*Information provided*:
▼
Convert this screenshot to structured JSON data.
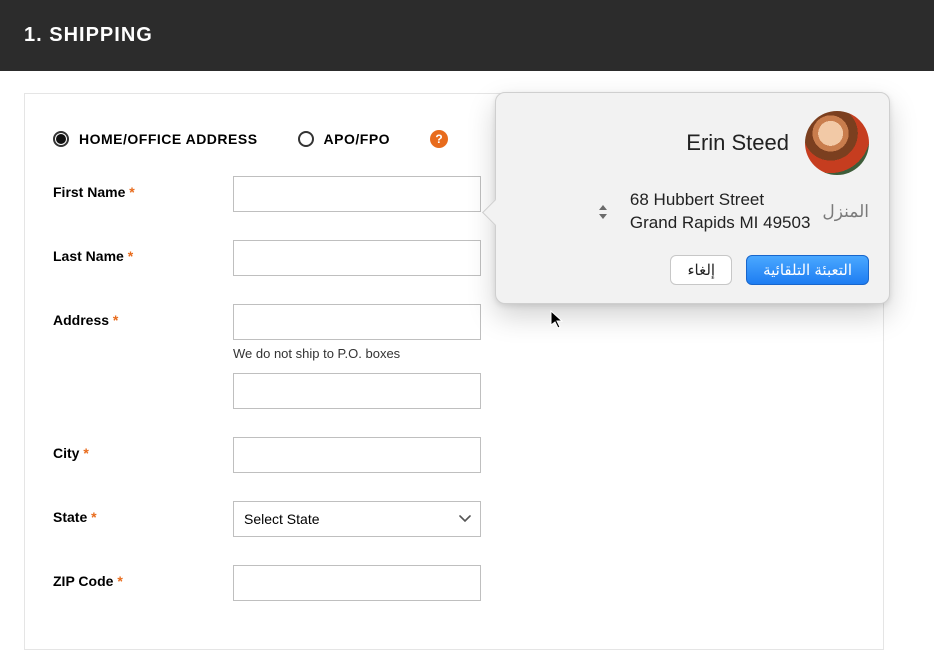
{
  "header": {
    "title": "1. Shipping"
  },
  "radios": {
    "home": {
      "label": "HOME/OFFICE ADDRESS",
      "selected": true
    },
    "apo": {
      "label": "APO/FPO",
      "selected": false
    },
    "help_glyph": "?"
  },
  "fields": {
    "first_name": {
      "label": "First Name",
      "value": ""
    },
    "last_name": {
      "label": "Last Name",
      "value": ""
    },
    "address": {
      "label": "Address",
      "value": "",
      "hint": "We do not ship to P.O. boxes"
    },
    "address2": {
      "value": ""
    },
    "city": {
      "label": "City",
      "value": ""
    },
    "state": {
      "label": "State",
      "placeholder": "Select State"
    },
    "zip": {
      "label": "ZIP Code",
      "value": ""
    }
  },
  "required_marker": "*",
  "autofill": {
    "name": "Erin Steed",
    "type_label_ar": "المنزل",
    "address_line1": "68 Hubbert Street",
    "address_line2": "Grand Rapids MI 49503",
    "buttons": {
      "autofill_ar": "التعبئة التلقائية",
      "cancel_ar": "إلغاء"
    }
  }
}
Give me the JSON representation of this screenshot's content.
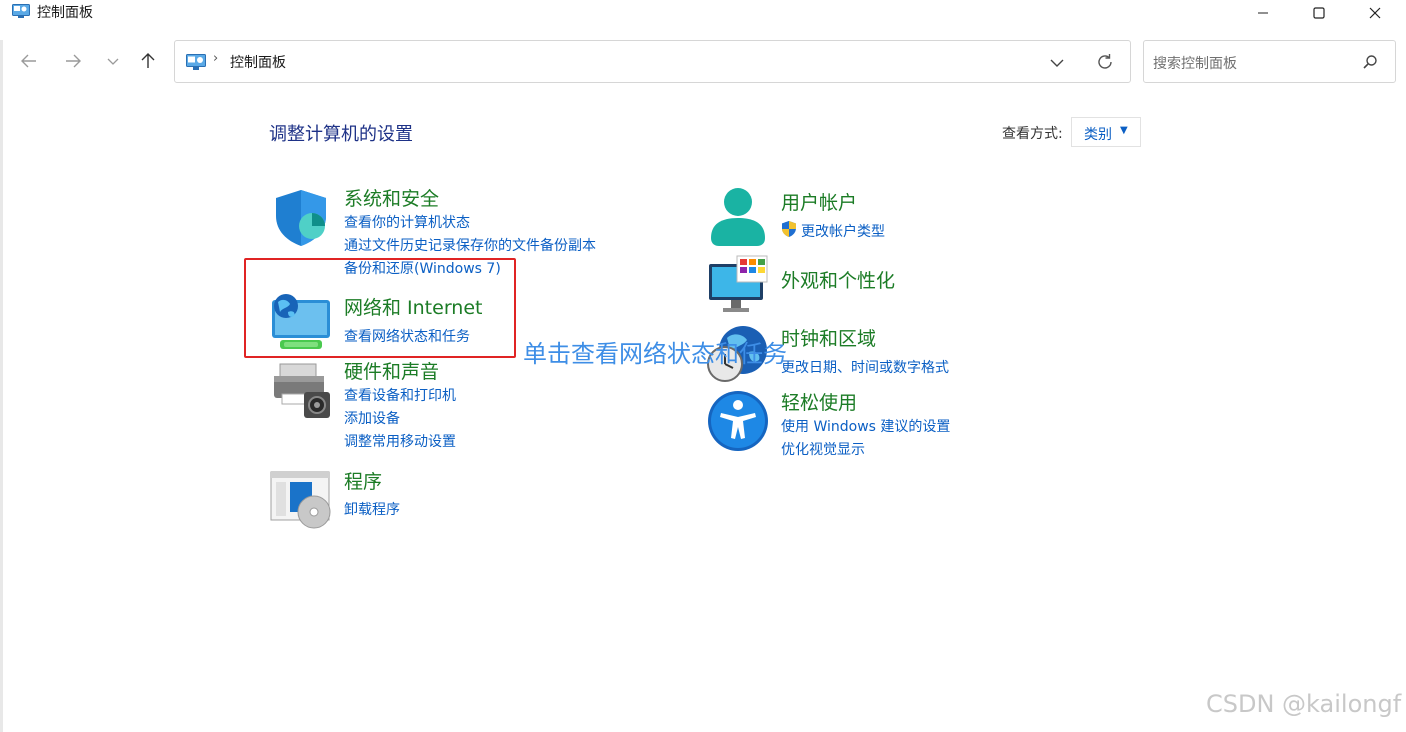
{
  "window": {
    "title": "控制面板"
  },
  "address": {
    "path": "控制面板",
    "separator": "›"
  },
  "search": {
    "placeholder": "搜索控制面板"
  },
  "main": {
    "heading": "调整计算机的设置",
    "view_by_label": "查看方式:",
    "view_by_value": "类别"
  },
  "categories": {
    "system": {
      "title": "系统和安全",
      "icon": "shield-icon",
      "links": [
        "查看你的计算机状态",
        "通过文件历史记录保存你的文件备份副本",
        "备份和还原(Windows 7)"
      ]
    },
    "network": {
      "title": "网络和 Internet",
      "icon": "network-globe-icon",
      "links": [
        "查看网络状态和任务"
      ]
    },
    "hardware": {
      "title": "硬件和声音",
      "icon": "printer-icon",
      "links": [
        "查看设备和打印机",
        "添加设备",
        "调整常用移动设置"
      ]
    },
    "programs": {
      "title": "程序",
      "icon": "programs-icon",
      "links": [
        "卸载程序"
      ]
    },
    "users": {
      "title": "用户帐户",
      "icon": "user-icon",
      "links": [
        "更改帐户类型"
      ]
    },
    "appearance": {
      "title": "外观和个性化",
      "icon": "monitor-icon",
      "links": []
    },
    "clock": {
      "title": "时钟和区域",
      "icon": "clock-globe-icon",
      "links": [
        "更改日期、时间或数字格式"
      ]
    },
    "ease": {
      "title": "轻松使用",
      "icon": "accessibility-icon",
      "links": [
        "使用 Windows 建议的设置",
        "优化视觉显示"
      ]
    }
  },
  "annotation": {
    "text": "单击查看网络状态和任务",
    "color": "#3e8ee6",
    "box_color": "#e02424"
  },
  "watermark": "CSDN @kailongf",
  "colors": {
    "heading": "#1e3287",
    "category_title": "#1c7c26",
    "link": "#0b5fc4"
  }
}
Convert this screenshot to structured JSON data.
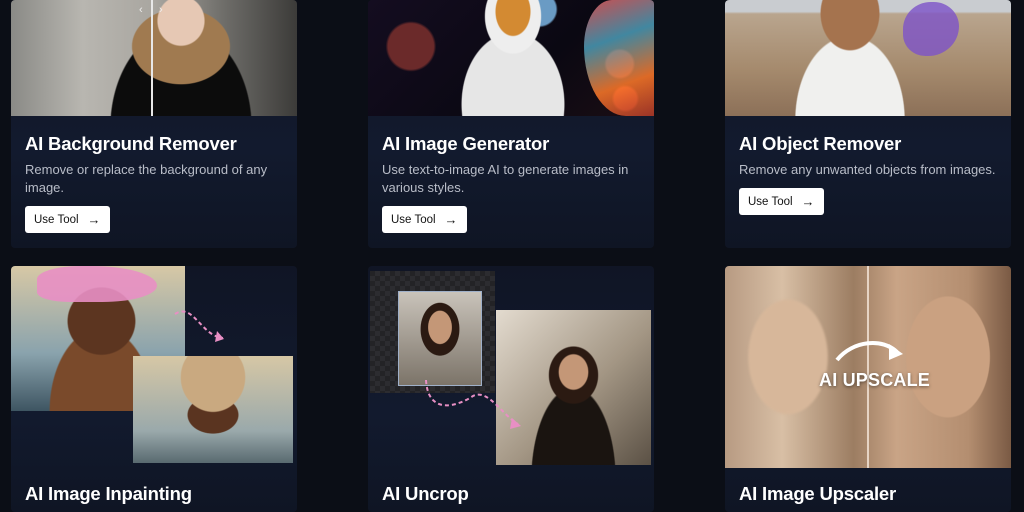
{
  "cards": [
    {
      "title": "AI Background Remover",
      "description": "Remove or replace the background of any image.",
      "button": "Use Tool",
      "image_alt": "bg-remover-sample"
    },
    {
      "title": "AI Image Generator",
      "description": "Use text-to-image AI to generate images in various styles.",
      "button": "Use Tool",
      "image_alt": "image-generator-sample"
    },
    {
      "title": "AI Object Remover",
      "description": "Remove any unwanted objects from images.",
      "button": "Use Tool",
      "image_alt": "object-remover-sample"
    },
    {
      "title": "AI Image Inpainting",
      "image_alt": "inpainting-sample"
    },
    {
      "title": "AI Uncrop",
      "image_alt": "uncrop-sample"
    },
    {
      "title": "AI Image Upscaler",
      "image_overlay_text": "AI UPSCALE",
      "image_alt": "upscaler-sample"
    }
  ],
  "icons": {
    "button_arrow": "arrow-right-icon",
    "slider_chevrons": "chevron-left-right-icon"
  },
  "colors": {
    "page_bg": "#0b0e16",
    "card_bg": "#111827",
    "button_bg": "#ffffff",
    "accent_pink": "#e88fc4",
    "accent_purple": "#7d53c8"
  }
}
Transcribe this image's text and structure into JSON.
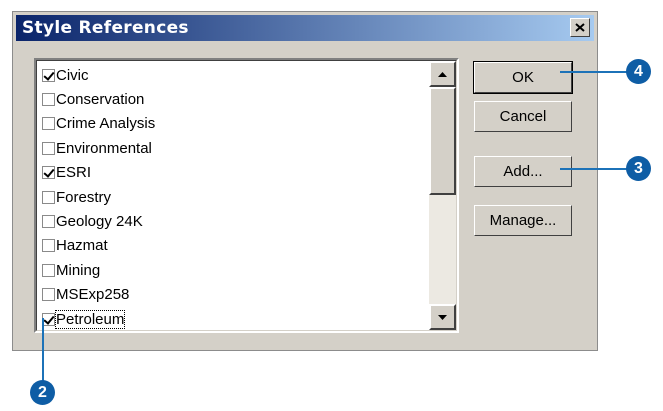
{
  "dialog": {
    "title": "Style References",
    "close_icon": "close-icon"
  },
  "style_list": {
    "items": [
      {
        "label": "Civic",
        "checked": true
      },
      {
        "label": "Conservation",
        "checked": false
      },
      {
        "label": "Crime Analysis",
        "checked": false
      },
      {
        "label": "Environmental",
        "checked": false
      },
      {
        "label": "ESRI",
        "checked": true
      },
      {
        "label": "Forestry",
        "checked": false
      },
      {
        "label": "Geology 24K",
        "checked": false
      },
      {
        "label": "Hazmat",
        "checked": false
      },
      {
        "label": "Mining",
        "checked": false
      },
      {
        "label": "MSExp258",
        "checked": false
      },
      {
        "label": "Petroleum",
        "checked": true,
        "focused": true
      }
    ]
  },
  "buttons": {
    "ok": "OK",
    "cancel": "Cancel",
    "add": "Add...",
    "manage": "Manage..."
  },
  "callouts": {
    "ok": "4",
    "add": "3",
    "checkbox": "2"
  },
  "colors": {
    "callout": "#0e5da5",
    "title_bar_start": "#0a246a",
    "title_bar_end": "#a6caf0"
  }
}
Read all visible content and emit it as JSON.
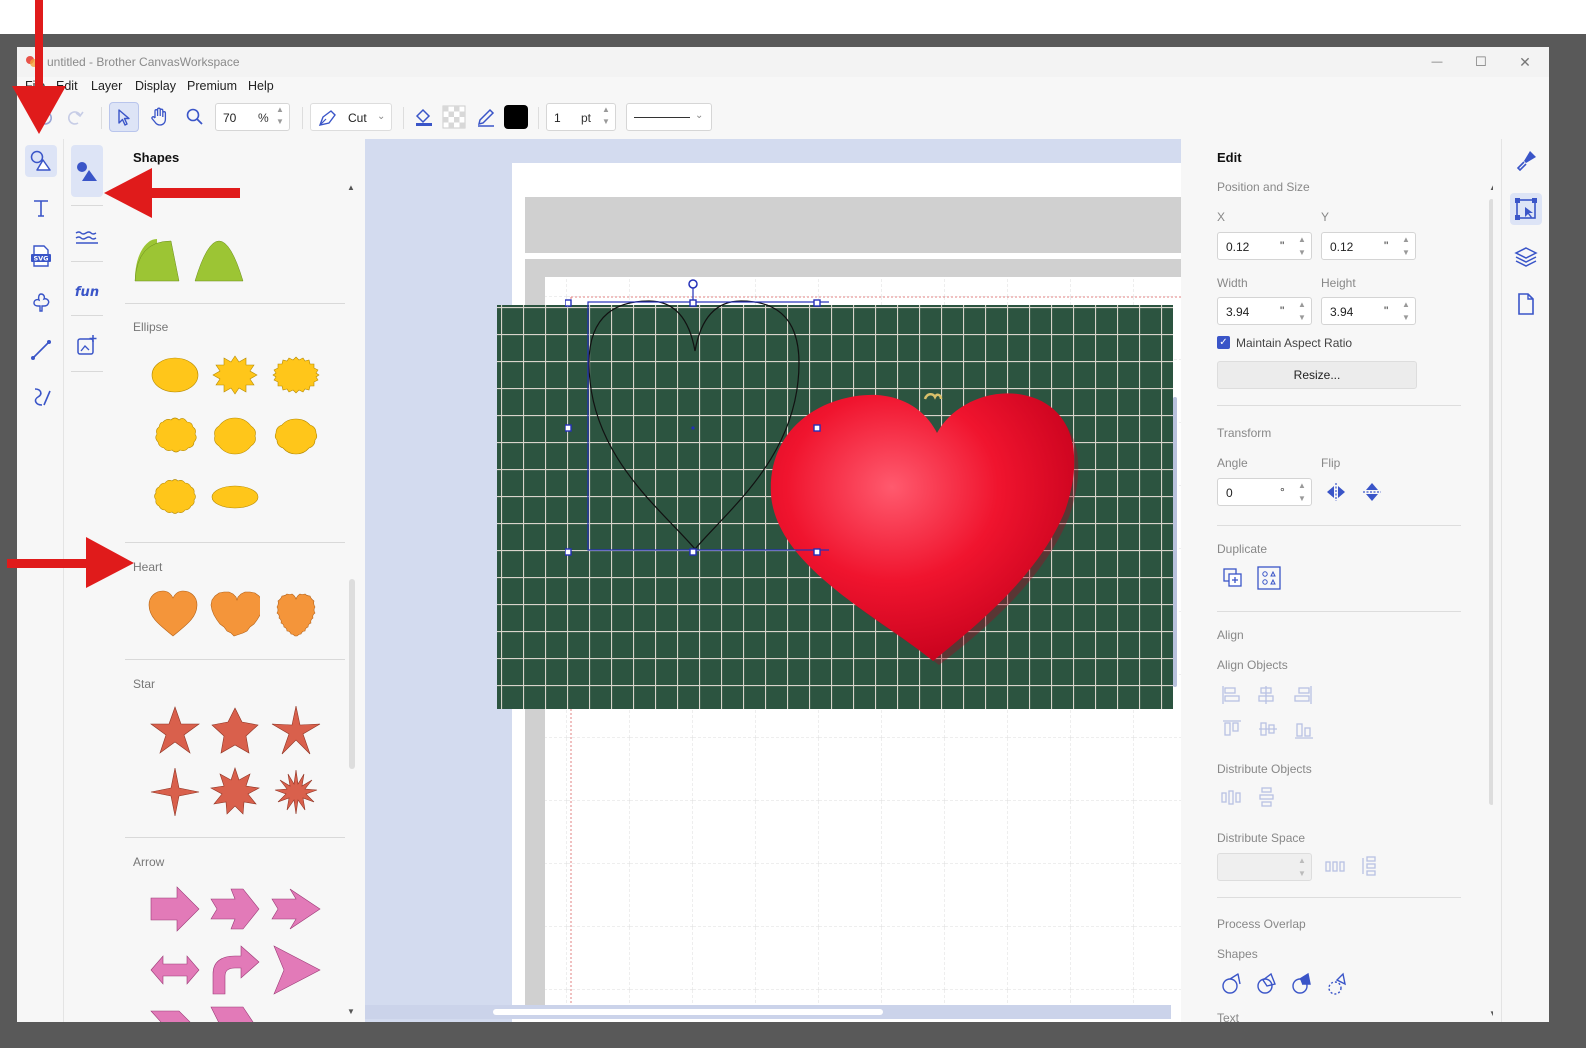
{
  "window": {
    "title": "untitled - Brother CanvasWorkspace",
    "minimize_glyph": "—",
    "maximize_glyph": "☐",
    "close_glyph": "✕"
  },
  "menu": [
    "File",
    "Edit",
    "Layer",
    "Display",
    "Premium",
    "Help"
  ],
  "toolbar": {
    "zoom_value": "70",
    "zoom_unit": "%",
    "mode_label": "Cut",
    "line_width_value": "1",
    "line_width_unit": "pt",
    "stroke_color": "#000000"
  },
  "shapes_panel": {
    "title": "Shapes",
    "sections": [
      {
        "title": "Ellipse"
      },
      {
        "title": "Heart"
      },
      {
        "title": "Star"
      },
      {
        "title": "Arrow"
      }
    ],
    "colors": {
      "semicircle": "#9cc534",
      "ellipse": "#ffc61a",
      "heart": "#f4953a",
      "star": "#d9604c",
      "arrow": "#e27ab8"
    }
  },
  "edit_panel": {
    "title": "Edit",
    "position_and_size": "Position and Size",
    "x_label": "X",
    "x_value": "0.12",
    "y_label": "Y",
    "y_value": "0.12",
    "width_label": "Width",
    "width_value": "3.94",
    "height_label": "Height",
    "height_value": "3.94",
    "unit": "\"",
    "maintain_aspect_ratio": "Maintain Aspect Ratio",
    "maintain_aspect_checked": true,
    "resize_button": "Resize...",
    "transform": "Transform",
    "angle_label": "Angle",
    "angle_value": "0",
    "angle_unit": "°",
    "flip_label": "Flip",
    "duplicate": "Duplicate",
    "align": "Align",
    "align_objects": "Align Objects",
    "distribute_objects": "Distribute Objects",
    "distribute_space": "Distribute Space",
    "process_overlap": "Process Overlap",
    "shapes_label": "Shapes",
    "text_label": "Text"
  },
  "colors": {
    "accent": "#3a55c8",
    "annotation_arrow": "#e01b1b",
    "canvas_bg": "#d3dbef",
    "photo_grid_bg": "#2f5a45",
    "red_heart": "#f0142e"
  }
}
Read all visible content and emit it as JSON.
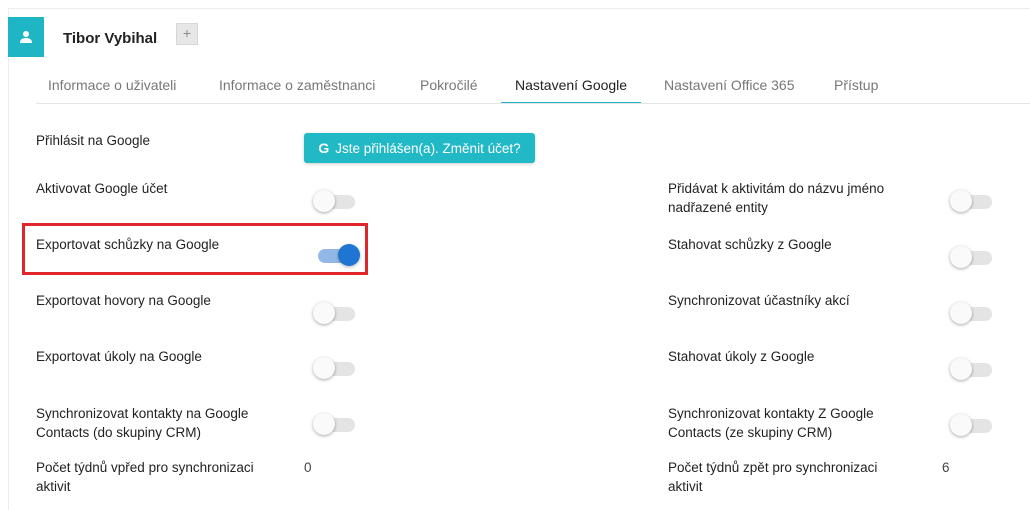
{
  "header": {
    "user_icon": "user-icon",
    "user_name": "Tibor Vybihal",
    "add_label": "+"
  },
  "tabs": [
    {
      "label": "Informace o uživateli",
      "active": false
    },
    {
      "label": "Informace o zaměstnanci",
      "active": false
    },
    {
      "label": "Pokročilé",
      "active": false
    },
    {
      "label": "Nastavení Google",
      "active": true
    },
    {
      "label": "Nastavení Office 365",
      "active": false
    },
    {
      "label": "Přístup",
      "active": false
    }
  ],
  "settings": {
    "login": {
      "label": "Přihlásit na Google",
      "button_icon": "G",
      "button_label": "Jste přihlášen(a). Změnit účet?"
    },
    "left": [
      {
        "label": "Aktivovat Google účet",
        "on": false
      },
      {
        "label": "Exportovat schůzky na Google",
        "on": true
      },
      {
        "label": "Exportovat hovory na Google",
        "on": false
      },
      {
        "label": "Exportovat úkoly na Google",
        "on": false
      },
      {
        "label_line1": "Synchronizovat kontakty na Google",
        "label_line2": "Contacts (do skupiny CRM)",
        "on": false
      },
      {
        "label_line1": "Počet týdnů vpřed pro synchronizaci",
        "label_line2": "aktivit",
        "value": "0"
      }
    ],
    "right": [
      {
        "label_line1": "Přidávat k aktivitám do názvu jméno",
        "label_line2": "nadřazené entity",
        "on": false
      },
      {
        "label": "Stahovat schůzky z Google",
        "on": false
      },
      {
        "label": "Synchronizovat účastníky akcí",
        "on": false
      },
      {
        "label": "Stahovat úkoly z Google",
        "on": false
      },
      {
        "label_line1": "Synchronizovat kontakty Z Google",
        "label_line2": "Contacts (ze skupiny CRM)",
        "on": false
      },
      {
        "label_line1": "Počet týdnů zpět pro synchronizaci",
        "label_line2": "aktivit",
        "value": "6"
      }
    ]
  },
  "colors": {
    "accent": "#1eb6c4",
    "toggle_on": "#1f76d2",
    "highlight": "#e0262a"
  }
}
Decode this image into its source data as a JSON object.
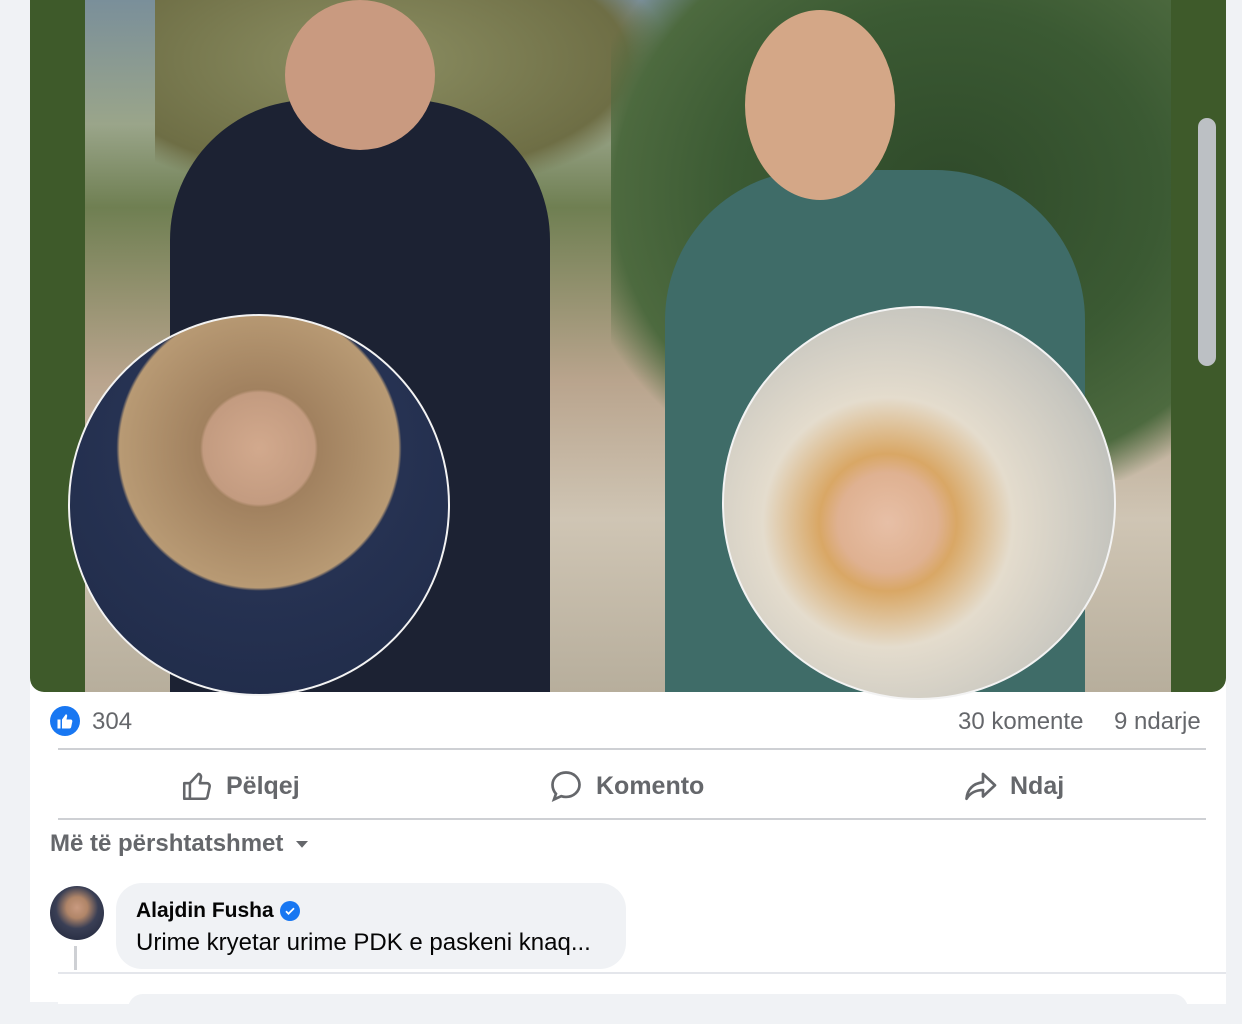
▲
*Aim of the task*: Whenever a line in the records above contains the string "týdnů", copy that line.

*Answer to the problem*:
        "label_line1": "Počet týdnů vpřed pro synchronizaci",
        "label_line1": "Počet týdnů zpět pro synchronizaci",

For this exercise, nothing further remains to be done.